Assistant Professor Jacob George

Electrical and computer engineering assistant professor Jacob George was recently awarded a $150,000 grant from Facebook Reality Labs (FRL) to explore inclusive neural interfaces as a way of controlling augmented and virtual reality systems. The award is part of FRL’s efforts to advance responsible innovation practices by supporting innovative ideas that promote ethical developments in neurotechnology. George’s lab is one of six to receive funding out of 50 applicants.  

George’s lab will develop a neural data-collection process that provides unbiased and generalizable performance across different control algorithms. Validation will be conducted among individuals with common neuromuscular disorders to ensure that the technology is accessible to those with varying physical ability levels.  

“I’m excited about this partnership because it will allow us to move outside the scope of just research and develop this work for real-world applications,” George said. “It provides a realistic opportunity for this interface to become widespread, commercially used technology.” 

A neural interface functions by acquiring signals from the brain that are translated into commands carried out by a device placed on the inside or outside of the body. They demonstrate exciting potential for rehabilitation, gaming, robotics and more. At the same time, they raise concerns regarding the privacy and protection of sensitive neural data collected from the brain and body.  

George’s lab will proactively address privacy at all stages of the project to ensure that the protection of personal data is automatically integrated into the technology. Users will be placed in direct control of the data-collection process and empowered to choose the amount and type of data they share. This approach will also promote inclusivity by allowing people, particularly those with disabilities, to focus on the data collection that is important to them. 

The two-year project will allow George to fund new students in his lab, where they will work with state-of-the-art equipment and gain hands-on experience in neurorobotics.
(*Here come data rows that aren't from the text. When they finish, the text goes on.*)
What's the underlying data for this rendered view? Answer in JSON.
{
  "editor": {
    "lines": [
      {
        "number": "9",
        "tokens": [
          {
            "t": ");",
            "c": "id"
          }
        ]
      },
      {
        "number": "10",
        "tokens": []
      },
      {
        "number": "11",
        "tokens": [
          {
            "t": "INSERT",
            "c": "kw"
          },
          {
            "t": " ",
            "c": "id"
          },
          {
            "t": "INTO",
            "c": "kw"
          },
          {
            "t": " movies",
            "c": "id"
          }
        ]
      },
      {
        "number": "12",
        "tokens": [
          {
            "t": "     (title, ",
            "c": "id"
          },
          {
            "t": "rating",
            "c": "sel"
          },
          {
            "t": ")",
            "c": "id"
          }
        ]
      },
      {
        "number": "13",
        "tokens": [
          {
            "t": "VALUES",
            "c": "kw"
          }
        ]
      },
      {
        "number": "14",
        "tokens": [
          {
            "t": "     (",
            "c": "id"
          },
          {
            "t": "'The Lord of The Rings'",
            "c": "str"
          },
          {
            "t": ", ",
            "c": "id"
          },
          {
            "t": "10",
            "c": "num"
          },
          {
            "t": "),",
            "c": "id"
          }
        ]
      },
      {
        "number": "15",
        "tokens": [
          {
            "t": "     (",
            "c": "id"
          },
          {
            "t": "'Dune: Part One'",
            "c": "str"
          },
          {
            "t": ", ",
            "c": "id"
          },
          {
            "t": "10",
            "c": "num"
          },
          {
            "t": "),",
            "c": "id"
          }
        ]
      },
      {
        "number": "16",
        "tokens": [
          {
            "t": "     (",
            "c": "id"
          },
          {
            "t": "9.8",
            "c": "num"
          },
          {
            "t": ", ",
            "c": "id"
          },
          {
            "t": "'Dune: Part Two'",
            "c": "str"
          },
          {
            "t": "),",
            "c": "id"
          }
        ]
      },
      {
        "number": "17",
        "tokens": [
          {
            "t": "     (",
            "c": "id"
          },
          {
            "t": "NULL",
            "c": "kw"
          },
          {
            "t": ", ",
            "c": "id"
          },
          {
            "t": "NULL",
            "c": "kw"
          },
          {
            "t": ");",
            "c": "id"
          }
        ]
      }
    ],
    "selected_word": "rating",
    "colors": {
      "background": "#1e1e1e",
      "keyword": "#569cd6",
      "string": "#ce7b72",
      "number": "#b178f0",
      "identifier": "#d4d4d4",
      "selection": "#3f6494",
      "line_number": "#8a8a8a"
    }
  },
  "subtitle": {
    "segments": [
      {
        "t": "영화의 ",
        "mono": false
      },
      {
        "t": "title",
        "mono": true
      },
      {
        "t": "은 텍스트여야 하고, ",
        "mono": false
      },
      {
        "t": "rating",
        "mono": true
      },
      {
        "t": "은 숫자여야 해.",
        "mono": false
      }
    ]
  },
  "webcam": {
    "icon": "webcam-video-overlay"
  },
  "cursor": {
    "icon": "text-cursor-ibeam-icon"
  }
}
To find out more about George’s work and to explore research opportunities, visit the Neurorobotics Lab.